Segment Start: DATA

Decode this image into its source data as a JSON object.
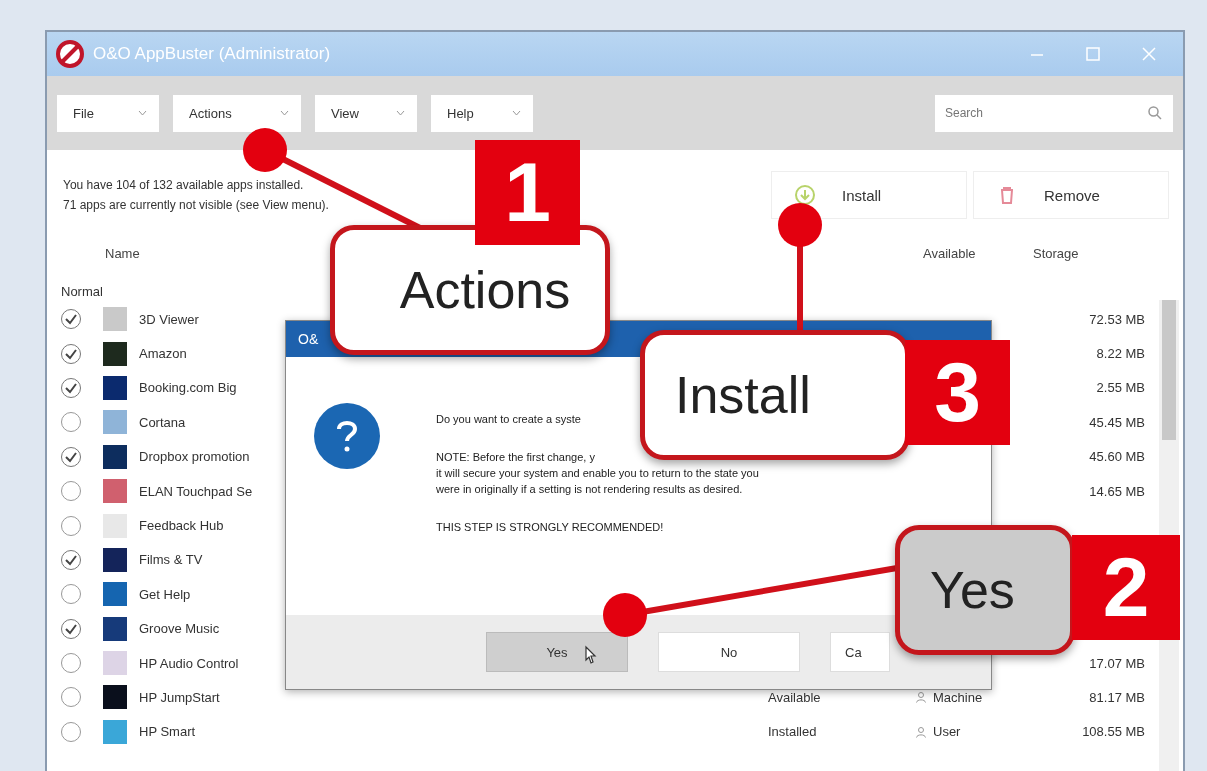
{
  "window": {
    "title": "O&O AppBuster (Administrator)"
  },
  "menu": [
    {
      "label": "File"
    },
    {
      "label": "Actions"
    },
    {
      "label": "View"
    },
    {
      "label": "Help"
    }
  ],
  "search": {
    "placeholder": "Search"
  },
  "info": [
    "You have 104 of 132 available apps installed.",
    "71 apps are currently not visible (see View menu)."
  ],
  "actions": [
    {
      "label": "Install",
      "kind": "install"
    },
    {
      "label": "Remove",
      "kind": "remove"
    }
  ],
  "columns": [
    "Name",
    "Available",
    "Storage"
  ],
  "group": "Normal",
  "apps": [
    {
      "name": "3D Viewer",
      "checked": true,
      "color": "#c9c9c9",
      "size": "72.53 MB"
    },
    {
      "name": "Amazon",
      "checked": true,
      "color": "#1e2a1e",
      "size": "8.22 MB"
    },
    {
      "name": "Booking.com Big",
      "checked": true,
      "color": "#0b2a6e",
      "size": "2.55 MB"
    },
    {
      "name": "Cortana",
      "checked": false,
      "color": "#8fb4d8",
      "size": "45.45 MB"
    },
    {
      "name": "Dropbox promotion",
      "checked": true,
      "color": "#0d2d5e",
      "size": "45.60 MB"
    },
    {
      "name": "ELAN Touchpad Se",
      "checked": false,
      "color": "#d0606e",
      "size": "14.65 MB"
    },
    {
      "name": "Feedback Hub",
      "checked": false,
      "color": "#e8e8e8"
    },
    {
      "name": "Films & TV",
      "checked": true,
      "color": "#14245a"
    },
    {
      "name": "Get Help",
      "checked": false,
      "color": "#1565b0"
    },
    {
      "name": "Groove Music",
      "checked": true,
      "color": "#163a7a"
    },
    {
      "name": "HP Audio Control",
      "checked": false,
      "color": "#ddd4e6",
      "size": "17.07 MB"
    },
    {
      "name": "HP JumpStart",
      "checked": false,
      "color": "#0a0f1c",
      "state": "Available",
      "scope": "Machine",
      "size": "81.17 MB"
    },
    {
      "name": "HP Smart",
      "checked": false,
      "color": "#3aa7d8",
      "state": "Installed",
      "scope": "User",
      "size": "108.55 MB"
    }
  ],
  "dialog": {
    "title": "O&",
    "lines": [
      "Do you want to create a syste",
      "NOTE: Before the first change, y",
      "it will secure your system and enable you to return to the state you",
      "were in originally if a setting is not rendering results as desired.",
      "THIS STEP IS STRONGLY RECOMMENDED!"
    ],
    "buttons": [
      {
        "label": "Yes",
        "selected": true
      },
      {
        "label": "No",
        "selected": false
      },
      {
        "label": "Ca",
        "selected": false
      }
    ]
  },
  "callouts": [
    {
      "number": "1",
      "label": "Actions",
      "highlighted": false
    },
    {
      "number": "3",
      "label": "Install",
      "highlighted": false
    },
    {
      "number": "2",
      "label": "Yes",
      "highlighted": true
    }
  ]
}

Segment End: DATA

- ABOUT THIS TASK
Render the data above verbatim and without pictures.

- ANSWER FOR THE TASK
Decode this image into its source data as a JSON object.
{
  "window": {
    "title": "O&O AppBuster (Administrator)"
  },
  "menu": [
    {
      "label": "File"
    },
    {
      "label": "Actions"
    },
    {
      "label": "View"
    },
    {
      "label": "Help"
    }
  ],
  "search": {
    "placeholder": "Search"
  },
  "info": [
    "You have 104 of 132 available apps installed.",
    "71 apps are currently not visible (see View menu)."
  ],
  "actions": [
    {
      "label": "Install",
      "kind": "install"
    },
    {
      "label": "Remove",
      "kind": "remove"
    }
  ],
  "columns": [
    "Name",
    "Available",
    "Storage"
  ],
  "group": "Normal",
  "apps": [
    {
      "name": "3D Viewer",
      "checked": true,
      "color": "#c9c9c9",
      "size": "72.53 MB"
    },
    {
      "name": "Amazon",
      "checked": true,
      "color": "#1e2a1e",
      "size": "8.22 MB"
    },
    {
      "name": "Booking.com Big",
      "checked": true,
      "color": "#0b2a6e",
      "size": "2.55 MB"
    },
    {
      "name": "Cortana",
      "checked": false,
      "color": "#8fb4d8",
      "size": "45.45 MB"
    },
    {
      "name": "Dropbox promotion",
      "checked": true,
      "color": "#0d2d5e",
      "size": "45.60 MB"
    },
    {
      "name": "ELAN Touchpad Se",
      "checked": false,
      "color": "#d0606e",
      "size": "14.65 MB"
    },
    {
      "name": "Feedback Hub",
      "checked": false,
      "color": "#e8e8e8"
    },
    {
      "name": "Films & TV",
      "checked": true,
      "color": "#14245a"
    },
    {
      "name": "Get Help",
      "checked": false,
      "color": "#1565b0"
    },
    {
      "name": "Groove Music",
      "checked": true,
      "color": "#163a7a"
    },
    {
      "name": "HP Audio Control",
      "checked": false,
      "color": "#ddd4e6",
      "size": "17.07 MB"
    },
    {
      "name": "HP JumpStart",
      "checked": false,
      "color": "#0a0f1c",
      "state": "Available",
      "scope": "Machine",
      "size": "81.17 MB"
    },
    {
      "name": "HP Smart",
      "checked": false,
      "color": "#3aa7d8",
      "state": "Installed",
      "scope": "User",
      "size": "108.55 MB"
    }
  ],
  "dialog": {
    "title": "O&",
    "lines": [
      "Do you want to create a syste",
      "NOTE: Before the first change, y",
      "it will secure your system and enable you to return to the state you",
      "were in originally if a setting is not rendering results as desired.",
      "THIS STEP IS STRONGLY RECOMMENDED!"
    ],
    "buttons": [
      {
        "label": "Yes",
        "selected": true
      },
      {
        "label": "No",
        "selected": false
      },
      {
        "label": "Ca",
        "selected": false
      }
    ]
  },
  "callouts": [
    {
      "number": "1",
      "label": "Actions",
      "highlighted": false
    },
    {
      "number": "3",
      "label": "Install",
      "highlighted": false
    },
    {
      "number": "2",
      "label": "Yes",
      "highlighted": true
    }
  ]
}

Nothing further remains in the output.